  42. 42. 43SEXUALITY EDUCATION IN EUROPE − A REFERENCE GUIDE TO POLICIES AND PRACTICES Sexuality education in France takes a holistic approach, covering biological, social, cultural and ethical aspects. Themes such as self-esteem, respect for others, and the development of critical thinking towards the media are covered. A variety of teaching methods are used, including formal classroom teaching, videos and medical illustrations. Peer education is almost non-existent in France, while interactive methods and debates are most widely used. Statutory regulation of sexuality education Policies regarding sexuality education are the responsibility of the regional authorities of the Ministry for Public Education and also the educational team of each individual school. Since 1995, the Ministry of Education has run a training course for teachers to enable them to keep up with new policies that require them to have two hours of sexuality education training. In 1998, a memorandum made it obligatory to provide third and fourth year students (13-16 year olds) with sexuality education and information about the prevention of HIV. The 2001 law, which made sexuality education obligatory in schools, did not set minimum standards for provision, but these were defined in 2003 and issued by the Ministry for Public Education. By regulation, each school must establish a sexuality education programme. Since July 2001, legal efforts have been made to improve coverage of sexuality education throughout France.

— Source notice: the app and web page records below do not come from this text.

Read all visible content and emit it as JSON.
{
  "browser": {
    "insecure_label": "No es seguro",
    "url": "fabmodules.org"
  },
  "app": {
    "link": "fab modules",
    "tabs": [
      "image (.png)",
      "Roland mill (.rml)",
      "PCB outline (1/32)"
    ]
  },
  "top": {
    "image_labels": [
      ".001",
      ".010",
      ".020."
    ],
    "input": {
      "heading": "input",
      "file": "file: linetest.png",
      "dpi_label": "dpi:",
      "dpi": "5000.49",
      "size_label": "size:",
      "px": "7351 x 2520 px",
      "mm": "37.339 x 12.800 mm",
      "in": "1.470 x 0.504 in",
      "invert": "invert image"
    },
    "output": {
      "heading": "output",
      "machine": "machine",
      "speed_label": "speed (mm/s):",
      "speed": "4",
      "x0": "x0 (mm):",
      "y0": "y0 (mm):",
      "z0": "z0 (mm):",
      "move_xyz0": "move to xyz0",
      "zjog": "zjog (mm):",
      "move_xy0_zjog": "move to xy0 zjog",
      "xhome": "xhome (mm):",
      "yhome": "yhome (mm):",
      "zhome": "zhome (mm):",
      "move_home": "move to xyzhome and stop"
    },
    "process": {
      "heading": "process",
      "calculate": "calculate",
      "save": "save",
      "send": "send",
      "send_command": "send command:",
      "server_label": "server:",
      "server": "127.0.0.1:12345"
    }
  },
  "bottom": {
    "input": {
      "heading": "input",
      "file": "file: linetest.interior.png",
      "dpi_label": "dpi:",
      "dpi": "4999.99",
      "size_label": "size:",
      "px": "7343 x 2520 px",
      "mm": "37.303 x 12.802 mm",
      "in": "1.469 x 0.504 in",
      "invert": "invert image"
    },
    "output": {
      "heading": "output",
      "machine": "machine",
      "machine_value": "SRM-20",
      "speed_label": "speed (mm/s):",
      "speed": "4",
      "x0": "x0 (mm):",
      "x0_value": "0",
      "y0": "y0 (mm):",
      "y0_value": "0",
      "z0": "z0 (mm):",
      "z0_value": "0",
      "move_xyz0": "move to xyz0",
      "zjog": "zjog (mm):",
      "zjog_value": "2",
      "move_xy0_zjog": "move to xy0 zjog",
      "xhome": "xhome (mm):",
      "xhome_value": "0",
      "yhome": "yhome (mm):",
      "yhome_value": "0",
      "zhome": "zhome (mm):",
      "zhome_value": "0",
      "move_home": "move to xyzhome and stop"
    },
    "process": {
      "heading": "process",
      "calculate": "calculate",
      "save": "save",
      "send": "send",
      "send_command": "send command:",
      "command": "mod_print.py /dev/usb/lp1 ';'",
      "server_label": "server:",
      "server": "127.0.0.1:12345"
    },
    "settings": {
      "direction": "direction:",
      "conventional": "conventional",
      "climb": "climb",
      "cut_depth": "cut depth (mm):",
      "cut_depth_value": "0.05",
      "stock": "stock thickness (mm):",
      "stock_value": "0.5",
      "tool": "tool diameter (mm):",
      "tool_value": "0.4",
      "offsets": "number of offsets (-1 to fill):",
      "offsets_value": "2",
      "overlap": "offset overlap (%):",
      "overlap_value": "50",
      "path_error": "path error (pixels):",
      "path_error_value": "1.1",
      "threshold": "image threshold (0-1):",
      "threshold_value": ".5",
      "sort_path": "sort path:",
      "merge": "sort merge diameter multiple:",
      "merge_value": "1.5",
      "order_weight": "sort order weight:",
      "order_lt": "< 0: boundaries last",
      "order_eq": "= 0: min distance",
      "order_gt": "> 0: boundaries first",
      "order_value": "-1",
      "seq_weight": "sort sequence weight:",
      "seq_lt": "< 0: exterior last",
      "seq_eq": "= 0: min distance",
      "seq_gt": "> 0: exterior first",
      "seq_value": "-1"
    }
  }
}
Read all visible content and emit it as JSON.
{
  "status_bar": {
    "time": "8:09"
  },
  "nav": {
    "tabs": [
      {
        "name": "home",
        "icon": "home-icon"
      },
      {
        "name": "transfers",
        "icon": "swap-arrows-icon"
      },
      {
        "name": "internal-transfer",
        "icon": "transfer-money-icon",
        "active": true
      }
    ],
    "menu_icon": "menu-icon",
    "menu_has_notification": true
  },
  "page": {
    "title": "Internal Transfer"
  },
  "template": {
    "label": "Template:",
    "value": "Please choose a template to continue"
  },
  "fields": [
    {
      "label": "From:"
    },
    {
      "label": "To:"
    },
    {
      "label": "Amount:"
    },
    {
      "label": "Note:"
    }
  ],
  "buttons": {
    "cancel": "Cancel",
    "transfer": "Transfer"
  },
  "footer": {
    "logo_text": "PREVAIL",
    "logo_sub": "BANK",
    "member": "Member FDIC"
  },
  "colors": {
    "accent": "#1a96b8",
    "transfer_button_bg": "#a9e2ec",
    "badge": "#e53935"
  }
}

Schools are encouraged to form networks with regional health bureaus, parents and health care providers to help develop sexuality education programmes (Santé Scolaire, 2003). Quality and availability of sexuality education Many observers believe that guidelines for sexuality education in France are good, but public financing for provision, teaching materials and professional training are thought to be inadequate. Provision of sexuality education is also believed to vary between urban and rural areas, and depending upon the political will and priorities of school directors and regional authorities. While a minimum of three sessions of sexuality education per year must be available to pupils, there is a belief by experts that this is not sufficiently adhered to throughout the country. Today it is widely recognized that sexuality education should be more comprehensive, with a focus on preventing high-risk health behaviour and broader citizenship education.